What the task requires =
Nothing more is wanted than an exact repeat of the data below.

Dataset excerpts =
━━━━

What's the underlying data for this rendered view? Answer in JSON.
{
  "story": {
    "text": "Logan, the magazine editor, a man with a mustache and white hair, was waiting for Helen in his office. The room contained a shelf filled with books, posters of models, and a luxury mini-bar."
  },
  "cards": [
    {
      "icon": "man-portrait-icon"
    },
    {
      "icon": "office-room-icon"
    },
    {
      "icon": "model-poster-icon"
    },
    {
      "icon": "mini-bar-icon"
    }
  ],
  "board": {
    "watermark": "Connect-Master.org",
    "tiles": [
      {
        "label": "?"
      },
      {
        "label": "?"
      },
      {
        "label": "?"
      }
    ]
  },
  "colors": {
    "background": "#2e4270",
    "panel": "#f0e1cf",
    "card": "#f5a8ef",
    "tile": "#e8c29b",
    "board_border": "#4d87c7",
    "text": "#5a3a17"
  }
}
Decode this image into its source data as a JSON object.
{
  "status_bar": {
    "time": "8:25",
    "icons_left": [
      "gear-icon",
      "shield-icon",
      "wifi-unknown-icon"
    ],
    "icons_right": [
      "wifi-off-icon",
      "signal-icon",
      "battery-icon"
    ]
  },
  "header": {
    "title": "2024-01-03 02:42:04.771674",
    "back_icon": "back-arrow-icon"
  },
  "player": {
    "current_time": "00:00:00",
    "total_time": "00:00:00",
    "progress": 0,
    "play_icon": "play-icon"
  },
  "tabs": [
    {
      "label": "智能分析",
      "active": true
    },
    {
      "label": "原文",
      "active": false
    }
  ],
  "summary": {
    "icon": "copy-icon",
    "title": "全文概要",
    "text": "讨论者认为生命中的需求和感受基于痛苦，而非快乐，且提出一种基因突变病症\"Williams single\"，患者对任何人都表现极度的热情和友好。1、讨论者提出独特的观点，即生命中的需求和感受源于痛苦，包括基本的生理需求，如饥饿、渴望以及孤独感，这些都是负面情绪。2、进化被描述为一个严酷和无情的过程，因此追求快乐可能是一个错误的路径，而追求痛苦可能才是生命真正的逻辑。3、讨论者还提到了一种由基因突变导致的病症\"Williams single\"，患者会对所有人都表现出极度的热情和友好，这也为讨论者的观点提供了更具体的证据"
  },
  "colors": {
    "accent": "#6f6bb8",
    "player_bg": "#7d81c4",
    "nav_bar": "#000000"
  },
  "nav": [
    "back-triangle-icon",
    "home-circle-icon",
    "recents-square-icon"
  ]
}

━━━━

Task answer =
What's the underlying data for this rendered view? Answer in JSON.
{
  "story": {
    "text": "Logan, the magazine editor, a man with a mustache and white hair, was waiting for Helen in his office. The room contained a shelf filled with books, posters of models, and a luxury mini-bar."
  },
  "cards": [
    {
      "icon": "man-portrait-icon"
    },
    {
      "icon": "office-room-icon"
    },
    {
      "icon": "model-poster-icon"
    },
    {
      "icon": "mini-bar-icon"
    }
  ],
  "board": {
    "watermark": "Connect-Master.org",
    "tiles": [
      {
        "label": "?"
      },
      {
        "label": "?"
      },
      {
        "label": "?"
      }
    ]
  },
  "colors": {
    "background": "#2e4270",
    "panel": "#f0e1cf",
    "card": "#f5a8ef",
    "tile": "#e8c29b",
    "board_border": "#4d87c7",
    "text": "#5a3a17"
  }
}
Decode this image into its source data as a JSON object.
{
  "status_bar": {
    "time": "8:25",
    "icons_left": [
      "gear-icon",
      "shield-icon",
      "wifi-unknown-icon"
    ],
    "icons_right": [
      "wifi-off-icon",
      "signal-icon",
      "battery-icon"
    ]
  },
  "header": {
    "title": "2024-01-03 02:42:04.771674",
    "back_icon": "back-arrow-icon"
  },
  "player": {
    "current_time": "00:00:00",
    "total_time": "00:00:00",
    "progress": 0,
    "play_icon": "play-icon"
  },
  "tabs": [
    {
      "label": "智能分析",
      "active": true
    },
    {
      "label": "原文",
      "active": false
    }
  ],
  "summary": {
    "icon": "copy-icon",
    "title": "全文概要",
    "text": "讨论者认为生命中的需求和感受基于痛苦，而非快乐，且提出一种基因突变病症\"Williams single\"，患者对任何人都表现极度的热情和友好。1、讨论者提出独特的观点，即生命中的需求和感受源于痛苦，包括基本的生理需求，如饥饿、渴望以及孤独感，这些都是负面情绪。2、进化被描述为一个严酷和无情的过程，因此追求快乐可能是一个错误的路径，而追求痛苦可能才是生命真正的逻辑。3、讨论者还提到了一种由基因突变导致的病症\"Williams single\"，患者会对所有人都表现出极度的热情和友好，这也为讨论者的观点提供了更具体的证据"
  },
  "colors": {
    "accent": "#6f6bb8",
    "player_bg": "#7d81c4",
    "nav_bar": "#000000"
  },
  "nav": [
    "back-triangle-icon",
    "home-circle-icon",
    "recents-square-icon"
  ]
}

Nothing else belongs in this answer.